## Task material
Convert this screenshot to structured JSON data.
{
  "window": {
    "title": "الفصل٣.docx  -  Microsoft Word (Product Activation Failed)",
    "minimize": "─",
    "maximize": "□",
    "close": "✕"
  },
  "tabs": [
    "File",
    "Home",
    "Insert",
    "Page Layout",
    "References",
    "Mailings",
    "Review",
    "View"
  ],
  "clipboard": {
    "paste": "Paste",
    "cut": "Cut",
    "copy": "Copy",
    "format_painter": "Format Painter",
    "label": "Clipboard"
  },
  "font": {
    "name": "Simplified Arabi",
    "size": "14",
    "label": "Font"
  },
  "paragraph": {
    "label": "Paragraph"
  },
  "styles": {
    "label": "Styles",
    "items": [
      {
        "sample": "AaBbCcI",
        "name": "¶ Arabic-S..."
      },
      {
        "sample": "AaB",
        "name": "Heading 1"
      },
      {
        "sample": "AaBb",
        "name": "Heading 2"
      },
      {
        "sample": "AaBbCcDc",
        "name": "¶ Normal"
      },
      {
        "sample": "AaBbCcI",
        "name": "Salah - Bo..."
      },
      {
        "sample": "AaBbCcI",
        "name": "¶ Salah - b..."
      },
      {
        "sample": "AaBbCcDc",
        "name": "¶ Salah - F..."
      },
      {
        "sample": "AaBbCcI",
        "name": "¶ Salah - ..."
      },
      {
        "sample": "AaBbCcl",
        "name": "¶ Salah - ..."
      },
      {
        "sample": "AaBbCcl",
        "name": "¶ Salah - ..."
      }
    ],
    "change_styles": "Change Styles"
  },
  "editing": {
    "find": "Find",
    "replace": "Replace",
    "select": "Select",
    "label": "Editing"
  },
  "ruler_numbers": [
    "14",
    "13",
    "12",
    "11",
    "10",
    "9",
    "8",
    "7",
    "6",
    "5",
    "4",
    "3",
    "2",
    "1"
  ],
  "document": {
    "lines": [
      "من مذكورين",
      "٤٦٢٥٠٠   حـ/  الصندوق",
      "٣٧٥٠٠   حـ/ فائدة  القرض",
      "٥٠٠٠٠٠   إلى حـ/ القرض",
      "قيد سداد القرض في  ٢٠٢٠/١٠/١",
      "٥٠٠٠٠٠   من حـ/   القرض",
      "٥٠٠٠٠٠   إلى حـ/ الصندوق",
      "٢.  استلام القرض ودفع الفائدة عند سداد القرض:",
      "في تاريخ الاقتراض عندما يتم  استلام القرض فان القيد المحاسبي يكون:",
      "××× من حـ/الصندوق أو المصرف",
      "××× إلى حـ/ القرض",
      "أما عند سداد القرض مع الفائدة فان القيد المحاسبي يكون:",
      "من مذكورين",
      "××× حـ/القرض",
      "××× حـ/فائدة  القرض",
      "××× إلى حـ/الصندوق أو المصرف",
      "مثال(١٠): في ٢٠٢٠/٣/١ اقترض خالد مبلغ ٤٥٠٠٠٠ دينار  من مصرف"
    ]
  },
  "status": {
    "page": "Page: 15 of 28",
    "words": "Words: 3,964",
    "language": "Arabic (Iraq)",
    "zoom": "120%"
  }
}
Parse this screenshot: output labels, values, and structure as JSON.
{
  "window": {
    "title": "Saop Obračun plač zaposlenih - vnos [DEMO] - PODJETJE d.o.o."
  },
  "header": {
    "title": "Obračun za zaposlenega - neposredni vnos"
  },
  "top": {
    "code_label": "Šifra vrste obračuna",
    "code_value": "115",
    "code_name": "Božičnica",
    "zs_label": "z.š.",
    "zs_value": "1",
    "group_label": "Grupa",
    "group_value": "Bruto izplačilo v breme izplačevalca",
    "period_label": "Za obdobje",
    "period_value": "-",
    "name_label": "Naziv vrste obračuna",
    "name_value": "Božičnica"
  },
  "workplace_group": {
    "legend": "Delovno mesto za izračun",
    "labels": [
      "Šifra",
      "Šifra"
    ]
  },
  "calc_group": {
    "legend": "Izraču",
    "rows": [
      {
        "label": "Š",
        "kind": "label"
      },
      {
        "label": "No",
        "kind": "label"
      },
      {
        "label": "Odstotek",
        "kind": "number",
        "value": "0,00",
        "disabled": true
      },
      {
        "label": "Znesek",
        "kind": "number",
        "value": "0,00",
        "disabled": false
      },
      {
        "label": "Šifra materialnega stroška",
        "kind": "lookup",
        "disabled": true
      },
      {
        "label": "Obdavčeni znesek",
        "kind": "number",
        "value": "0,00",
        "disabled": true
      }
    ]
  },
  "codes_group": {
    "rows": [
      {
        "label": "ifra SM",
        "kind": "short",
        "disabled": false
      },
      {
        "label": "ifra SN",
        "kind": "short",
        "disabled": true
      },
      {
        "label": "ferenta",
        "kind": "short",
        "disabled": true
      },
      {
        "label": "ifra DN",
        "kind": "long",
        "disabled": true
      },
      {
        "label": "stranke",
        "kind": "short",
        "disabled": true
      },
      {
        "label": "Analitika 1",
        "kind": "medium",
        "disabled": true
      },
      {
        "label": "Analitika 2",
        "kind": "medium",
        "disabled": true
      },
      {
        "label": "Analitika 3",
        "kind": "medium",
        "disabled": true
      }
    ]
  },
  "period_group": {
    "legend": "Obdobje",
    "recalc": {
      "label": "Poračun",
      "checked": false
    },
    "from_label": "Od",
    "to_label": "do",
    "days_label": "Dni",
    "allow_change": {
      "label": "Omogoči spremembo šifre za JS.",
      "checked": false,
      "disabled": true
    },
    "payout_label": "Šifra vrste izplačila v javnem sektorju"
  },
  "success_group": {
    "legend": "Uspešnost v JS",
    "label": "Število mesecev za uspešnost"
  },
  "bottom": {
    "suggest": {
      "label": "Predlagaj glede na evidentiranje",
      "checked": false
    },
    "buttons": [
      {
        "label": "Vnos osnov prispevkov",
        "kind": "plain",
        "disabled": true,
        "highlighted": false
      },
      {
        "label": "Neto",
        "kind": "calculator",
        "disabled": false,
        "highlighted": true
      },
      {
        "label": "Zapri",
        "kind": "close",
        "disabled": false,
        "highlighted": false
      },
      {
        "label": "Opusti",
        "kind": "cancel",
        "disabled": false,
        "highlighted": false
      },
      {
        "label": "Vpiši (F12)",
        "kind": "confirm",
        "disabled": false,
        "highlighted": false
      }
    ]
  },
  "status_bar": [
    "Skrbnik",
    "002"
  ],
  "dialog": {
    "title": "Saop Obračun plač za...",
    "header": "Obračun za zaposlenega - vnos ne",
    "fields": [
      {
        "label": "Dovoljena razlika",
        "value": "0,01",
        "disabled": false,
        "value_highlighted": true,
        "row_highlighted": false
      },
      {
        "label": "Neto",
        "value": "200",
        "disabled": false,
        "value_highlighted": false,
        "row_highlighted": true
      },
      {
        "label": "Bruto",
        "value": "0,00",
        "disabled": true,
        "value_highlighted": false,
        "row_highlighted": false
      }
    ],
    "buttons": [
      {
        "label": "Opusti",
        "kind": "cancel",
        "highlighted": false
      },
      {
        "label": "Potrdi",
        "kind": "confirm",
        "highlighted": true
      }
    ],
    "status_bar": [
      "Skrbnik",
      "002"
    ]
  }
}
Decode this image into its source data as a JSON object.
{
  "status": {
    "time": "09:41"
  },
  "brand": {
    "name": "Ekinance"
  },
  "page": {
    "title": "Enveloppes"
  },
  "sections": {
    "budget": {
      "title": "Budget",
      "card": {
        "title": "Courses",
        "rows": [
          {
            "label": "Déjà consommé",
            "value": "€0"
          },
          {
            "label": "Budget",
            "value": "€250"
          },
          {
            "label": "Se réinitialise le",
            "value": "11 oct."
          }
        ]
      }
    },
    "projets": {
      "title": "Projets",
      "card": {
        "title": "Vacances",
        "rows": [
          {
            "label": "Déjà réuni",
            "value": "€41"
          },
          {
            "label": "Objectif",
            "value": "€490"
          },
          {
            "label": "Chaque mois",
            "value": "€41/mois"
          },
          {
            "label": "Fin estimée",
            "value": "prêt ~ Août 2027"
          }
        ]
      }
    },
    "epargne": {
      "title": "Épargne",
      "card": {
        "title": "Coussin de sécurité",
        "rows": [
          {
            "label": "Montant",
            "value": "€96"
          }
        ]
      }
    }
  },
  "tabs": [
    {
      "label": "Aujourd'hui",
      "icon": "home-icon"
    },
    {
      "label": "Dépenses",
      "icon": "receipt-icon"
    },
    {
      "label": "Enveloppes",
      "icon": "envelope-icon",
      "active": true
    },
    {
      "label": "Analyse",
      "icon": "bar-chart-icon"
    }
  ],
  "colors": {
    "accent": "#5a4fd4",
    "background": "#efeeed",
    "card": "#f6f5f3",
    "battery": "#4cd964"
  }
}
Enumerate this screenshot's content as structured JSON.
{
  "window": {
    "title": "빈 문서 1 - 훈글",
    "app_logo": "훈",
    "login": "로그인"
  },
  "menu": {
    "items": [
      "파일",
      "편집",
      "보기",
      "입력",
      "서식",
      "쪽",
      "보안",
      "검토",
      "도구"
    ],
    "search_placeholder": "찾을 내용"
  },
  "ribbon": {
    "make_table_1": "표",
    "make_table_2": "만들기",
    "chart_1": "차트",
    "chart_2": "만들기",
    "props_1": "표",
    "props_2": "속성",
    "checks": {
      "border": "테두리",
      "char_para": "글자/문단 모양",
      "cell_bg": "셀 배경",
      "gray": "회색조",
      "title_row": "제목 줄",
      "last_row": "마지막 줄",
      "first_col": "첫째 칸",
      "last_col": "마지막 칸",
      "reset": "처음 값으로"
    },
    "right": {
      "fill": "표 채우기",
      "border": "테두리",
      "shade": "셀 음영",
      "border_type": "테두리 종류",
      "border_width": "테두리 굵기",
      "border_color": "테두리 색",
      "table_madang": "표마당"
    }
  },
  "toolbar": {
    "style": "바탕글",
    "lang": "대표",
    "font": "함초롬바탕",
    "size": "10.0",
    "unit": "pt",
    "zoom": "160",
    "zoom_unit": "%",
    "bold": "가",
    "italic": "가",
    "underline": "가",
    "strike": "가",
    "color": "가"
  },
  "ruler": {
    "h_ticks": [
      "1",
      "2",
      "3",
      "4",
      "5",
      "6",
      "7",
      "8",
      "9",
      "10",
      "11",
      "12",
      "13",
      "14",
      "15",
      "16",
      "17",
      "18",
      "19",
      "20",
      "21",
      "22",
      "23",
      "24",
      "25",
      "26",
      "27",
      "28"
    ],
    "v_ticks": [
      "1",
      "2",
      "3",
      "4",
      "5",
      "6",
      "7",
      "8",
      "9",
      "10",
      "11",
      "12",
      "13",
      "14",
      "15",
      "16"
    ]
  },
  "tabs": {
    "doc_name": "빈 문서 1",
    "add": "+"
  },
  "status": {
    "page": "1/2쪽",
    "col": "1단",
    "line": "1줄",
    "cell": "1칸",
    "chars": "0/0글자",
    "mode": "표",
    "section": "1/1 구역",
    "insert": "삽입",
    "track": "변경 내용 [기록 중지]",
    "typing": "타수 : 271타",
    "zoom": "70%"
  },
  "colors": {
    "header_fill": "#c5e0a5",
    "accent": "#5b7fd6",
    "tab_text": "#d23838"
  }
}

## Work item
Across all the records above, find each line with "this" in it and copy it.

## Expected answer
Convert this screenshot to structured JSON data.
Parse this screenshot: output labels, values, and structure as JSON.
Decode this image into its source data as a JSON object.
Enumerate this screenshot's content as structured JSON.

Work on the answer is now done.